* TASK GOAL *
Where the records below show the word "channel" in a line, please copy that line.

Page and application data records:
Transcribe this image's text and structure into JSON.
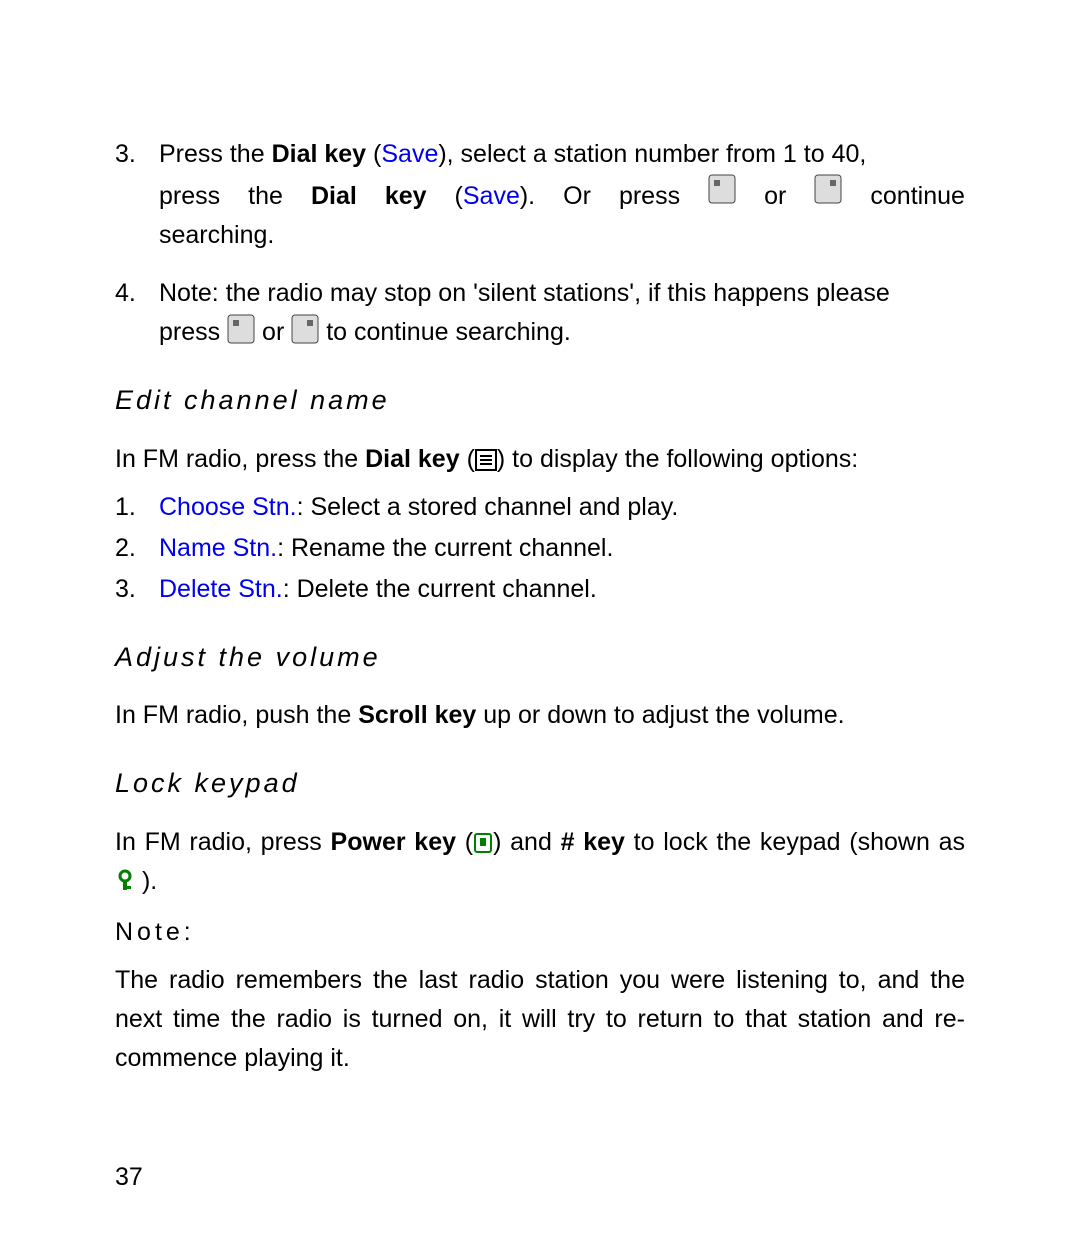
{
  "item3": {
    "num": "3.",
    "l1": {
      "a": "Press the ",
      "b": "Dial key",
      "c": " (",
      "d": "Save",
      "e": "), select a station number from 1 to 40,"
    },
    "l2": {
      "a": "press",
      "b": "the",
      "c": "Dial",
      "d": "key",
      "e": "(",
      "f": "Save",
      "g": ").",
      "h": "Or",
      "i": "press",
      "j": "or",
      "k": "continue"
    },
    "l3": "searching."
  },
  "item4": {
    "num": "4.",
    "l1": "Note: the radio may stop on 'silent stations', if this happens please",
    "l2": {
      "a": "press ",
      "b": " or ",
      "c": " to continue searching."
    }
  },
  "h_edit": "Edit channel name",
  "edit_intro": {
    "a": "In FM radio, press the ",
    "b": "Dial key",
    "c": " (",
    "d": ") to display the following options:"
  },
  "opt1": {
    "num": "1.",
    "a": "Choose Stn.",
    "b": ": Select a stored channel and play."
  },
  "opt2": {
    "num": "2.",
    "a": "Name Stn.",
    "b": ": Rename the current channel."
  },
  "opt3": {
    "num": "3.",
    "a": "Delete Stn.",
    "b": ": Delete the current channel."
  },
  "h_vol": "Adjust the volume",
  "vol_text": {
    "a": "In FM radio, push the ",
    "b": "Scroll key",
    "c": " up or down to adjust the volume."
  },
  "h_lock": "Lock keypad",
  "lock_text": {
    "a": "In FM radio, press ",
    "b": "Power key",
    "c": " (",
    "d": ") and ",
    "e": "# key",
    "f": " to lock the keypad (shown as ",
    "g": " )."
  },
  "note_label": "Note:",
  "note_body": "The radio remembers the last radio station you were listening to, and the next time the radio is turned on, it will try to return to that station and re-commence playing it.",
  "page_number": "37"
}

* REPLY TO THE TASK *
  "h_edit": "Edit channel name",
    "b": ": Select a stored channel and play."
    "b": ": Rename the current channel."
    "b": ": Delete the current channel."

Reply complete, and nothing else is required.